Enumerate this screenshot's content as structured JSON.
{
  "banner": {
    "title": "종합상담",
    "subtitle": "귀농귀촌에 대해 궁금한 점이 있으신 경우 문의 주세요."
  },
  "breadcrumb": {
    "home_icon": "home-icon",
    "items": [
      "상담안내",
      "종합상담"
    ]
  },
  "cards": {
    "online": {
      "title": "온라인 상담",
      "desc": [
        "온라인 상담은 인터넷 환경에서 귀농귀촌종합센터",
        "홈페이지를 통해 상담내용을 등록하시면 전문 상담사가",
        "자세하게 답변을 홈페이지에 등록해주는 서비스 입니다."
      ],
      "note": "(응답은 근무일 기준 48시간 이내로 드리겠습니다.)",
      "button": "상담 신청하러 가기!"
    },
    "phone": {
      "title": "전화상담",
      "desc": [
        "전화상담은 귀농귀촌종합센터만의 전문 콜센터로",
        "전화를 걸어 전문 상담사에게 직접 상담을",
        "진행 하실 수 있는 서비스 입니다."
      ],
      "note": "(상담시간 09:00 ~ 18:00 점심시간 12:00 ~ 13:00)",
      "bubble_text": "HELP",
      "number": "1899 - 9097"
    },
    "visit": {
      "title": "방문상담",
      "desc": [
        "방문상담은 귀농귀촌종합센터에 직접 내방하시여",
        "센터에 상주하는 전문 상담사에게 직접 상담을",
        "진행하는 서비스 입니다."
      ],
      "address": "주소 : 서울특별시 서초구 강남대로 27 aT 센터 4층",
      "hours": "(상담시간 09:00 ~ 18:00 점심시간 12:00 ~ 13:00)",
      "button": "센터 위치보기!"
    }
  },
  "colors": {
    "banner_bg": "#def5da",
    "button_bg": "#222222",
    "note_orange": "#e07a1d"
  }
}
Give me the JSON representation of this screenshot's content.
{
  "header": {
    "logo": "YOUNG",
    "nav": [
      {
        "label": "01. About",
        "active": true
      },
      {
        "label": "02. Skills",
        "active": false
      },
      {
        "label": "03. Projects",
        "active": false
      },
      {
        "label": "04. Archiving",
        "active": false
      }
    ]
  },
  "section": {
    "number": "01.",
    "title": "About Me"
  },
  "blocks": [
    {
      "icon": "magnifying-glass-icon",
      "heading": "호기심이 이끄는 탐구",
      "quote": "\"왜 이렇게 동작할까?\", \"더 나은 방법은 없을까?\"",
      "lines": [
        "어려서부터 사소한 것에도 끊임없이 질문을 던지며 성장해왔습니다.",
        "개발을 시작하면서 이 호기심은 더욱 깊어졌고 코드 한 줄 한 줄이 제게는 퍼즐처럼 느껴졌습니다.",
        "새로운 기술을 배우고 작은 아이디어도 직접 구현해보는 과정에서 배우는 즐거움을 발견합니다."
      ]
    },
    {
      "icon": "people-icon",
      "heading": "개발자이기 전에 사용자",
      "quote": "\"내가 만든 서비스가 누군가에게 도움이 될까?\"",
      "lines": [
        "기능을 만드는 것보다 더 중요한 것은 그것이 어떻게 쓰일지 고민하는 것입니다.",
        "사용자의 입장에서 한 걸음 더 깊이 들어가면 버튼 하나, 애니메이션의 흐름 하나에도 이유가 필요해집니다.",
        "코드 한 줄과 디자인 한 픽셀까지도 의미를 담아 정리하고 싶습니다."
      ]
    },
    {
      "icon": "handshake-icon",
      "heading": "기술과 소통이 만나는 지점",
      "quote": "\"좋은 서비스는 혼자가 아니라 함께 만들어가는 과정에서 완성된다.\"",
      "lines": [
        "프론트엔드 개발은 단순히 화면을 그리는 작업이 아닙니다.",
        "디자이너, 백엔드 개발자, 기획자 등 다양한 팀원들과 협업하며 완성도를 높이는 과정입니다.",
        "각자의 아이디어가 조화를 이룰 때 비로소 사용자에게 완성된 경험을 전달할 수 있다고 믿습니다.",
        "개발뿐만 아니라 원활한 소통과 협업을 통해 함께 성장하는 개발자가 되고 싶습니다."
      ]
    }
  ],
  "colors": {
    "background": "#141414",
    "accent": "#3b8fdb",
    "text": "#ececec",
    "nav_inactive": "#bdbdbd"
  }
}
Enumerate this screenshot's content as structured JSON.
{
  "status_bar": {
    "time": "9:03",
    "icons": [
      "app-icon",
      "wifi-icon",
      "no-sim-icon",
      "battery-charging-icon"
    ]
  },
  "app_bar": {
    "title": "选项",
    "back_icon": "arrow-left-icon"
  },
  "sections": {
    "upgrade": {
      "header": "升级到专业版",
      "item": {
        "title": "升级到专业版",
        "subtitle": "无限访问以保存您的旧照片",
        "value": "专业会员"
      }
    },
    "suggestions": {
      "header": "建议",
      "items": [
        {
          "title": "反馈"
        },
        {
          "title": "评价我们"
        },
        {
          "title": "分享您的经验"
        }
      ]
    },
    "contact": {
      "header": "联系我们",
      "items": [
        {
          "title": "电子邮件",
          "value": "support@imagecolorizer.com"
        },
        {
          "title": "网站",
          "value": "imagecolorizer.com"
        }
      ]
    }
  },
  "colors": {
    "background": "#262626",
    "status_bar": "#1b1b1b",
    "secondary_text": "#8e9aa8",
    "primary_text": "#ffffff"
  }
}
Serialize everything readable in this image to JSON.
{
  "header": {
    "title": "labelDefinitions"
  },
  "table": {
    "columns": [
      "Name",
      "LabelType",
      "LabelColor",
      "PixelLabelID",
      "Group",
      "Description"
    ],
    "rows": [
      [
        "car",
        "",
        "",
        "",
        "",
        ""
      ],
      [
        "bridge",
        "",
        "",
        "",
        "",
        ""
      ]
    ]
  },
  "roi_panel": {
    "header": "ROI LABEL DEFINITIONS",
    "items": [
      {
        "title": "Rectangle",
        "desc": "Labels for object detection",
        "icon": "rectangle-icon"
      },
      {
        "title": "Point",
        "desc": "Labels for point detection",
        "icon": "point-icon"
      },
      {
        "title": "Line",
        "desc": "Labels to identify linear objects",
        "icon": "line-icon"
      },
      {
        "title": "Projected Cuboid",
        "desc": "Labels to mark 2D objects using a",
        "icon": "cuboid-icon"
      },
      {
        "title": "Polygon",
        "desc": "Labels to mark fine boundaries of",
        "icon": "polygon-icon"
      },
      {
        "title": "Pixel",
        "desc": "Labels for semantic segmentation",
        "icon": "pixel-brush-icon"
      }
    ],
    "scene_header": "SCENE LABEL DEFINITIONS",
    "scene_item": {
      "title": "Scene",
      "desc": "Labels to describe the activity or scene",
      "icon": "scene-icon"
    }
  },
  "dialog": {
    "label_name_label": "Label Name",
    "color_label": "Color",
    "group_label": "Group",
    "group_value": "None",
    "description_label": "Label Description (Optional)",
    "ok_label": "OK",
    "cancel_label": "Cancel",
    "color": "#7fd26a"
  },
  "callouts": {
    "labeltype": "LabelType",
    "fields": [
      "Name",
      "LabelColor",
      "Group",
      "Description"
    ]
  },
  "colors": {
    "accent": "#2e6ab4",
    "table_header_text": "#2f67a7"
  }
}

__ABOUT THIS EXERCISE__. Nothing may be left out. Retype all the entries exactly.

__TASK RESPONSE__.
Enumerate this screenshot's content as structured JSON.
{
  "banner": {
    "title": "종합상담",
    "subtitle": "귀농귀촌에 대해 궁금한 점이 있으신 경우 문의 주세요."
  },
  "breadcrumb": {
    "home_icon": "home-icon",
    "items": [
      "상담안내",
      "종합상담"
    ]
  },
  "cards": {
    "online": {
      "title": "온라인 상담",
      "desc": [
        "온라인 상담은 인터넷 환경에서 귀농귀촌종합센터",
        "홈페이지를 통해 상담내용을 등록하시면 전문 상담사가",
        "자세하게 답변을 홈페이지에 등록해주는 서비스 입니다."
      ],
      "note": "(응답은 근무일 기준 48시간 이내로 드리겠습니다.)",
      "button": "상담 신청하러 가기!"
    },
    "phone": {
      "title": "전화상담",
      "desc": [
        "전화상담은 귀농귀촌종합센터만의 전문 콜센터로",
        "전화를 걸어 전문 상담사에게 직접 상담을",
        "진행 하실 수 있는 서비스 입니다."
      ],
      "note": "(상담시간 09:00 ~ 18:00 점심시간 12:00 ~ 13:00)",
      "bubble_text": "HELP",
      "number": "1899 - 9097"
    },
    "visit": {
      "title": "방문상담",
      "desc": [
        "방문상담은 귀농귀촌종합센터에 직접 내방하시여",
        "센터에 상주하는 전문 상담사에게 직접 상담을",
        "진행하는 서비스 입니다."
      ],
      "address": "주소 : 서울특별시 서초구 강남대로 27 aT 센터 4층",
      "hours": "(상담시간 09:00 ~ 18:00 점심시간 12:00 ~ 13:00)",
      "button": "센터 위치보기!"
    }
  },
  "colors": {
    "banner_bg": "#def5da",
    "button_bg": "#222222",
    "note_orange": "#e07a1d"
  }
}
Give me the JSON representation of this screenshot's content.
{
  "header": {
    "logo": "YOUNG",
    "nav": [
      {
        "label": "01. About",
        "active": true
      },
      {
        "label": "02. Skills",
        "active": false
      },
      {
        "label": "03. Projects",
        "active": false
      },
      {
        "label": "04. Archiving",
        "active": false
      }
    ]
  },
  "section": {
    "number": "01.",
    "title": "About Me"
  },
  "blocks": [
    {
      "icon": "magnifying-glass-icon",
      "heading": "호기심이 이끄는 탐구",
      "quote": "\"왜 이렇게 동작할까?\", \"더 나은 방법은 없을까?\"",
      "lines": [
        "어려서부터 사소한 것에도 끊임없이 질문을 던지며 성장해왔습니다.",
        "개발을 시작하면서 이 호기심은 더욱 깊어졌고 코드 한 줄 한 줄이 제게는 퍼즐처럼 느껴졌습니다.",
        "새로운 기술을 배우고 작은 아이디어도 직접 구현해보는 과정에서 배우는 즐거움을 발견합니다."
      ]
    },
    {
      "icon": "people-icon",
      "heading": "개발자이기 전에 사용자",
      "quote": "\"내가 만든 서비스가 누군가에게 도움이 될까?\"",
      "lines": [
        "기능을 만드는 것보다 더 중요한 것은 그것이 어떻게 쓰일지 고민하는 것입니다.",
        "사용자의 입장에서 한 걸음 더 깊이 들어가면 버튼 하나, 애니메이션의 흐름 하나에도 이유가 필요해집니다.",
        "코드 한 줄과 디자인 한 픽셀까지도 의미를 담아 정리하고 싶습니다."
      ]
    },
    {
      "icon": "handshake-icon",
      "heading": "기술과 소통이 만나는 지점",
      "quote": "\"좋은 서비스는 혼자가 아니라 함께 만들어가는 과정에서 완성된다.\"",
      "lines": [
        "프론트엔드 개발은 단순히 화면을 그리는 작업이 아닙니다.",
        "디자이너, 백엔드 개발자, 기획자 등 다양한 팀원들과 협업하며 완성도를 높이는 과정입니다.",
        "각자의 아이디어가 조화를 이룰 때 비로소 사용자에게 완성된 경험을 전달할 수 있다고 믿습니다.",
        "개발뿐만 아니라 원활한 소통과 협업을 통해 함께 성장하는 개발자가 되고 싶습니다."
      ]
    }
  ],
  "colors": {
    "background": "#141414",
    "accent": "#3b8fdb",
    "text": "#ececec",
    "nav_inactive": "#bdbdbd"
  }
}
Enumerate this screenshot's content as structured JSON.
{
  "status_bar": {
    "time": "9:03",
    "icons": [
      "app-icon",
      "wifi-icon",
      "no-sim-icon",
      "battery-charging-icon"
    ]
  },
  "app_bar": {
    "title": "选项",
    "back_icon": "arrow-left-icon"
  },
  "sections": {
    "upgrade": {
      "header": "升级到专业版",
      "item": {
        "title": "升级到专业版",
        "subtitle": "无限访问以保存您的旧照片",
        "value": "专业会员"
      }
    },
    "suggestions": {
      "header": "建议",
      "items": [
        {
          "title": "反馈"
        },
        {
          "title": "评价我们"
        },
        {
          "title": "分享您的经验"
        }
      ]
    },
    "contact": {
      "header": "联系我们",
      "items": [
        {
          "title": "电子邮件",
          "value": "support@imagecolorizer.com"
        },
        {
          "title": "网站",
          "value": "imagecolorizer.com"
        }
      ]
    }
  },
  "colors": {
    "background": "#262626",
    "status_bar": "#1b1b1b",
    "secondary_text": "#8e9aa8",
    "primary_text": "#ffffff"
  }
}
Serialize everything readable in this image to JSON.
{
  "header": {
    "title": "labelDefinitions"
  },
  "table": {
    "columns": [
      "Name",
      "LabelType",
      "LabelColor",
      "PixelLabelID",
      "Group",
      "Description"
    ],
    "rows": [
      [
        "car",
        "",
        "",
        "",
        "",
        ""
      ],
      [
        "bridge",
        "",
        "",
        "",
        "",
        ""
      ]
    ]
  },
  "roi_panel": {
    "header": "ROI LABEL DEFINITIONS",
    "items": [
      {
        "title": "Rectangle",
        "desc": "Labels for object detection",
        "icon": "rectangle-icon"
      },
      {
        "title": "Point",
        "desc": "Labels for point detection",
        "icon": "point-icon"
      },
      {
        "title": "Line",
        "desc": "Labels to identify linear objects",
        "icon": "line-icon"
      },
      {
        "title": "Projected Cuboid",
        "desc": "Labels to mark 2D objects using a",
        "icon": "cuboid-icon"
      },
      {
        "title": "Polygon",
        "desc": "Labels to mark fine boundaries of",
        "icon": "polygon-icon"
      },
      {
        "title": "Pixel",
        "desc": "Labels for semantic segmentation",
        "icon": "pixel-brush-icon"
      }
    ],
    "scene_header": "SCENE LABEL DEFINITIONS",
    "scene_item": {
      "title": "Scene",
      "desc": "Labels to describe the activity or scene",
      "icon": "scene-icon"
    }
  },
  "dialog": {
    "label_name_label": "Label Name",
    "color_label": "Color",
    "group_label": "Group",
    "group_value": "None",
    "description_label": "Label Description (Optional)",
    "ok_label": "OK",
    "cancel_label": "Cancel",
    "color": "#7fd26a"
  },
  "callouts": {
    "labeltype": "LabelType",
    "fields": [
      "Name",
      "LabelColor",
      "Group",
      "Description"
    ]
  },
  "colors": {
    "accent": "#2e6ab4",
    "table_header_text": "#2f67a7"
  }
}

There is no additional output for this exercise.